[SOURCE DATA — start]

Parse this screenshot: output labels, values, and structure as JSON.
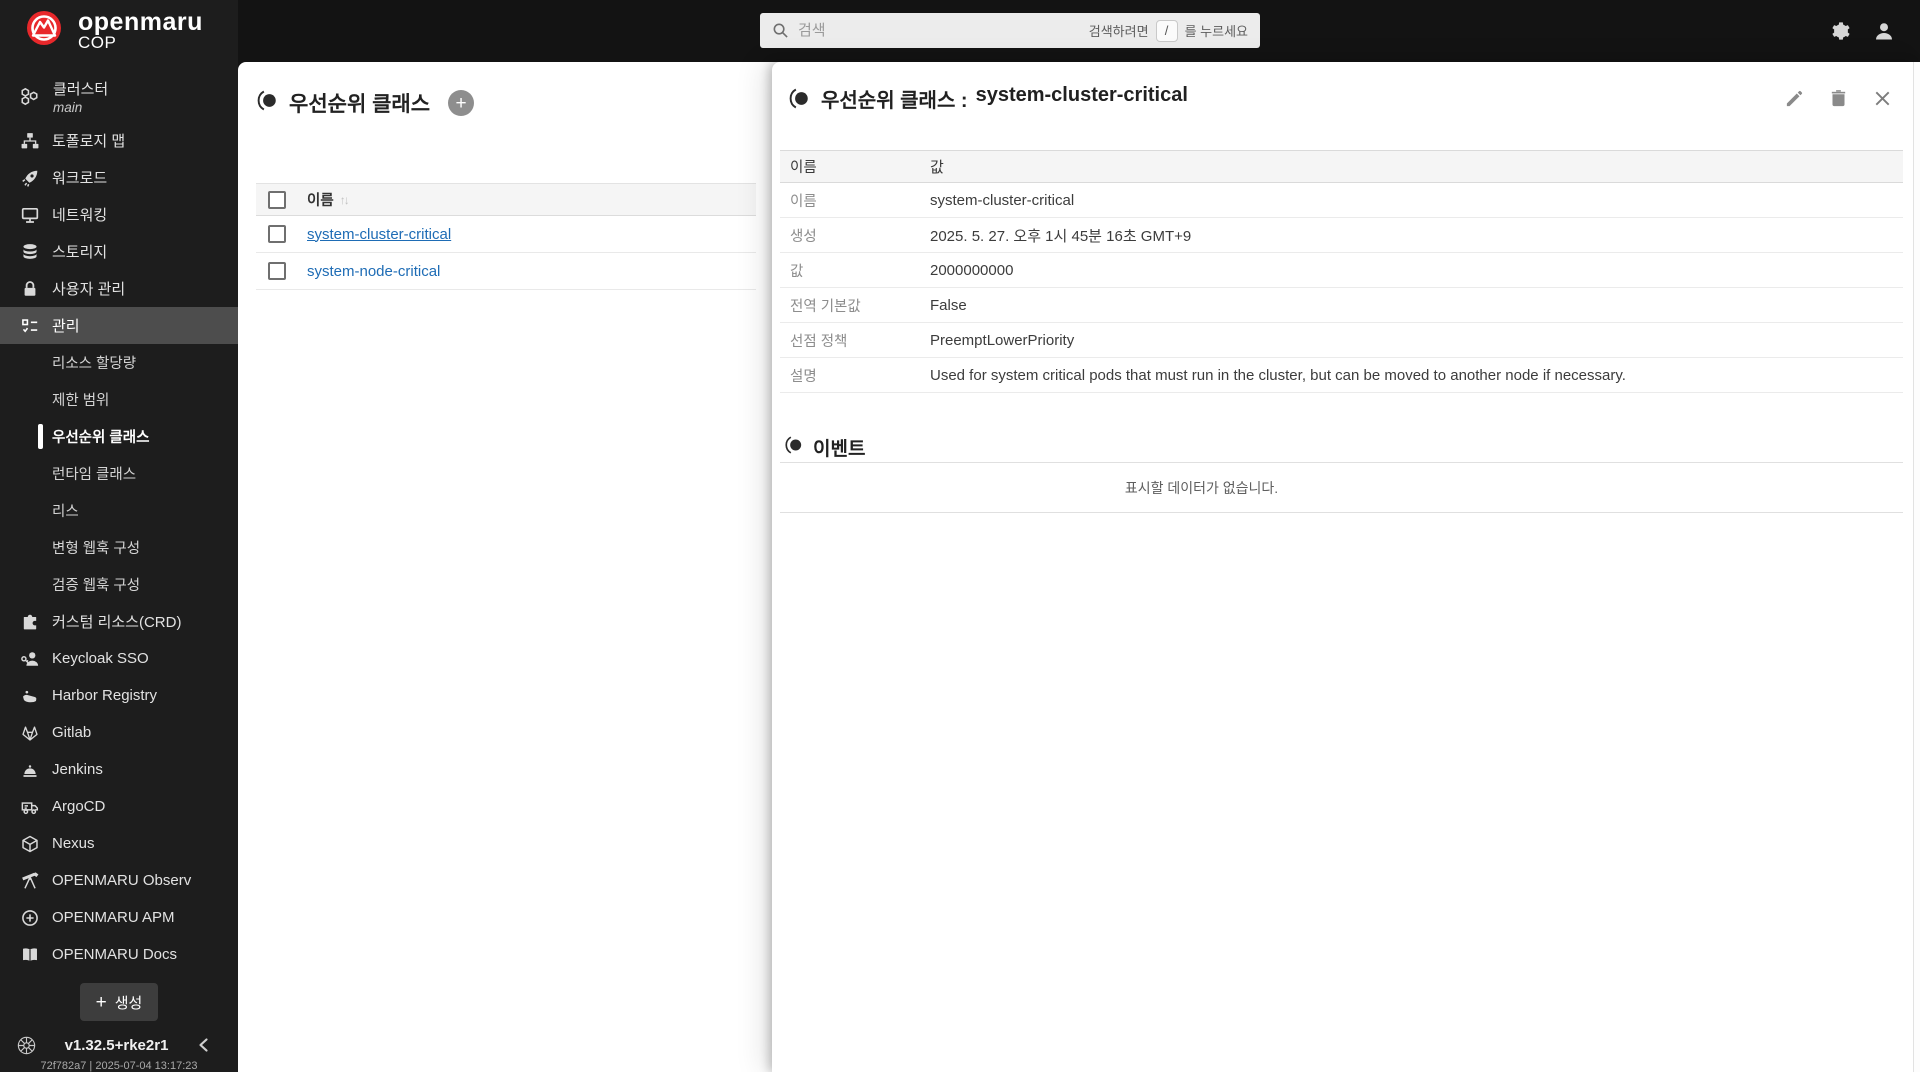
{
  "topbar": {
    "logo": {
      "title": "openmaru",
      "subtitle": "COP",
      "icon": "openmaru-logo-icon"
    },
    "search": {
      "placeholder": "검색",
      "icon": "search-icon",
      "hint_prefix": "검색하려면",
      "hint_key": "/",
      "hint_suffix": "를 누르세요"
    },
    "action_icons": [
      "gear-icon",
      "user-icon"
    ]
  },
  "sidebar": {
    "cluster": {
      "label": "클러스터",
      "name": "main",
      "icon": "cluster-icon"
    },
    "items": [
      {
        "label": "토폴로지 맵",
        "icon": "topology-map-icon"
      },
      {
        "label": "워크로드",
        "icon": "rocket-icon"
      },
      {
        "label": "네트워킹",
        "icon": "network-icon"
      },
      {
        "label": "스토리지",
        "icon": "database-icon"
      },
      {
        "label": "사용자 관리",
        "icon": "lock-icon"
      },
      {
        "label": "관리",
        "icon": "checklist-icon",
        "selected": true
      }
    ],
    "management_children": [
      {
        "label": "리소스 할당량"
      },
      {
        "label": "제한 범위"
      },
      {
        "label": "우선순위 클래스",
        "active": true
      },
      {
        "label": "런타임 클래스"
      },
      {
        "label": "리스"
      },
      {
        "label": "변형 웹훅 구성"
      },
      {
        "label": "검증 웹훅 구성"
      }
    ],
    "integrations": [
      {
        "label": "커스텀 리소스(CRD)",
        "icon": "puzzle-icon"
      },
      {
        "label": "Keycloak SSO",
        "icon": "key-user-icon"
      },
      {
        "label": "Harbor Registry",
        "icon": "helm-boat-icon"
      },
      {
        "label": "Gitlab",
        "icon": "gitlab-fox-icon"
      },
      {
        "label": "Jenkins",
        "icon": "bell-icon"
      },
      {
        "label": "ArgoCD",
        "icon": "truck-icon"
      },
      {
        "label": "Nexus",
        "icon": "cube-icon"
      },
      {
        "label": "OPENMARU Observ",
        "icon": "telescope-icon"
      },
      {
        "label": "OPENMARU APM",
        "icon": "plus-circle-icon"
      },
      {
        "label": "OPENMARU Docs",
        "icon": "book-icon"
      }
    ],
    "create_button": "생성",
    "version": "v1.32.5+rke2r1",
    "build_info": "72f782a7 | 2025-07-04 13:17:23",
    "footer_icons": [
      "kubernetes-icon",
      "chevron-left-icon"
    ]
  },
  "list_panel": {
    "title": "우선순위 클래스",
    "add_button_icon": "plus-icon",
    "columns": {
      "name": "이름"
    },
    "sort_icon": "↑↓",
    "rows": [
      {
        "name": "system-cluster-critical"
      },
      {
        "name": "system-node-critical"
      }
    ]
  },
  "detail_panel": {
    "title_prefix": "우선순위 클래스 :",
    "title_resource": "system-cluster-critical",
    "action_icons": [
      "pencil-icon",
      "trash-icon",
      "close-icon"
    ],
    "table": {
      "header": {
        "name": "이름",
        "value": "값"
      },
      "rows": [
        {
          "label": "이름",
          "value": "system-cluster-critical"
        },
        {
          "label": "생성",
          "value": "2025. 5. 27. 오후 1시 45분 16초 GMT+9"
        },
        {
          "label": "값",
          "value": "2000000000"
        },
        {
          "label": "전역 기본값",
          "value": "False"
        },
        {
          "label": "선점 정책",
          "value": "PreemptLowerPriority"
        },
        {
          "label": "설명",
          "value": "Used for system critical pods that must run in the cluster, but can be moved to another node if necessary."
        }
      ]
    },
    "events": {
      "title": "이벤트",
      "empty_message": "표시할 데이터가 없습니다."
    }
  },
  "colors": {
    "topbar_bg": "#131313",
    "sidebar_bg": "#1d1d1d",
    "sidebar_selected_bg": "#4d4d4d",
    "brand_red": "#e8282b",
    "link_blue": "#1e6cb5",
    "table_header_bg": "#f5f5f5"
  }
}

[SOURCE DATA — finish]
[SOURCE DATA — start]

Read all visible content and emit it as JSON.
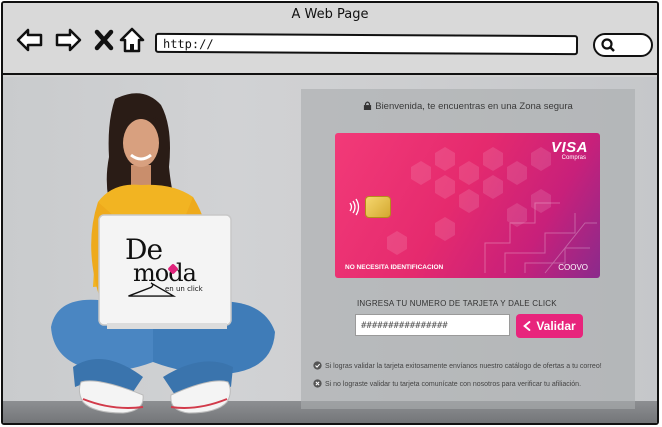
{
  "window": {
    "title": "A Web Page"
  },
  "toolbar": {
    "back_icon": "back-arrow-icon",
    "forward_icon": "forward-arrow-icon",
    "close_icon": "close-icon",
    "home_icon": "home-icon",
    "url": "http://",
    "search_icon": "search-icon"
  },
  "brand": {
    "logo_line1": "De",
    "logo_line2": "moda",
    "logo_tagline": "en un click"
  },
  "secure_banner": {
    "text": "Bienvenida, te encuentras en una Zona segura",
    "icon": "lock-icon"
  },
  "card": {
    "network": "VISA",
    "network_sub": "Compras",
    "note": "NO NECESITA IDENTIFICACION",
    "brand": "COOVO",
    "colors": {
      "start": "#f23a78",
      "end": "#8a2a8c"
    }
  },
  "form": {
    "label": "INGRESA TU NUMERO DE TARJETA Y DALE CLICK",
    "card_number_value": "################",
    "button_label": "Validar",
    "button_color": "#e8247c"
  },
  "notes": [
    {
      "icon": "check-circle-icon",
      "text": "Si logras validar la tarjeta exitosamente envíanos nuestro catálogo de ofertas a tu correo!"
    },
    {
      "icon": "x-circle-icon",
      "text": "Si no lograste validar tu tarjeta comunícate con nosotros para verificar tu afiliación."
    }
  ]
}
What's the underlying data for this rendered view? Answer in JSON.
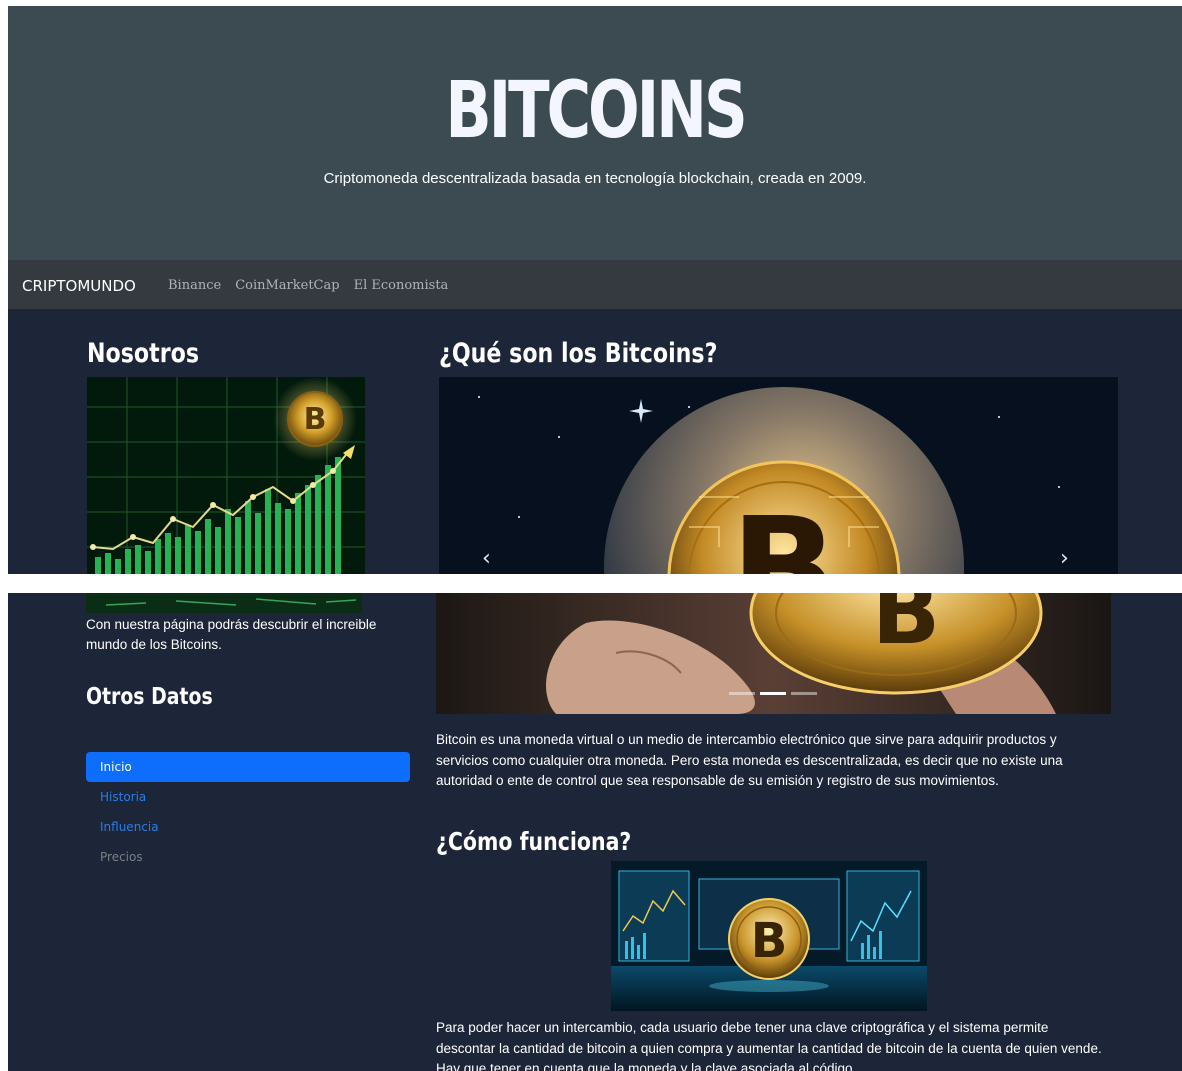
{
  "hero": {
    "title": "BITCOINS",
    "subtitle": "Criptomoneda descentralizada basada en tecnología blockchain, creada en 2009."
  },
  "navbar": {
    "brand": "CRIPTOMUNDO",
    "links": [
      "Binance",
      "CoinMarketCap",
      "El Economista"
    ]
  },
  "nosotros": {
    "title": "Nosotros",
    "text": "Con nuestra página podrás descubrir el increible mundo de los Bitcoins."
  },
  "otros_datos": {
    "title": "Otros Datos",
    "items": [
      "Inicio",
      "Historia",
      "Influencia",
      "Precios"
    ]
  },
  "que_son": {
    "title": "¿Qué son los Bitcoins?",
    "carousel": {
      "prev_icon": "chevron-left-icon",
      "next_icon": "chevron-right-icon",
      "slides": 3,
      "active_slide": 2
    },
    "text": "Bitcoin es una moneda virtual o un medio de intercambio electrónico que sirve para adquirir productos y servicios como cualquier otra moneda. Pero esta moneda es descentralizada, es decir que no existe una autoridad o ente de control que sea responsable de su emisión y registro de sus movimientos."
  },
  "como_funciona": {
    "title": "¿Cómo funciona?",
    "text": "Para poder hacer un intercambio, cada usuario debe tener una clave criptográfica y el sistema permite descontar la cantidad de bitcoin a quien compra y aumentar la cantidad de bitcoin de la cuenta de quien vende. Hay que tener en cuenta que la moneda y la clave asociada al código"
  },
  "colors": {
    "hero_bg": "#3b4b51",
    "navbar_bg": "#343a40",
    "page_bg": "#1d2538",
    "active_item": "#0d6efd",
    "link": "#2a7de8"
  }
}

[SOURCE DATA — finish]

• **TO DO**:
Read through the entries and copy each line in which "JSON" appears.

• **ANSWER FOR THIS EXERCISE**:
Parse this screenshot: output labels, values, and structure as JSON.
Read all visible content and emit it as JSON.
What's the underlying data for this rendered view? Answer in JSON.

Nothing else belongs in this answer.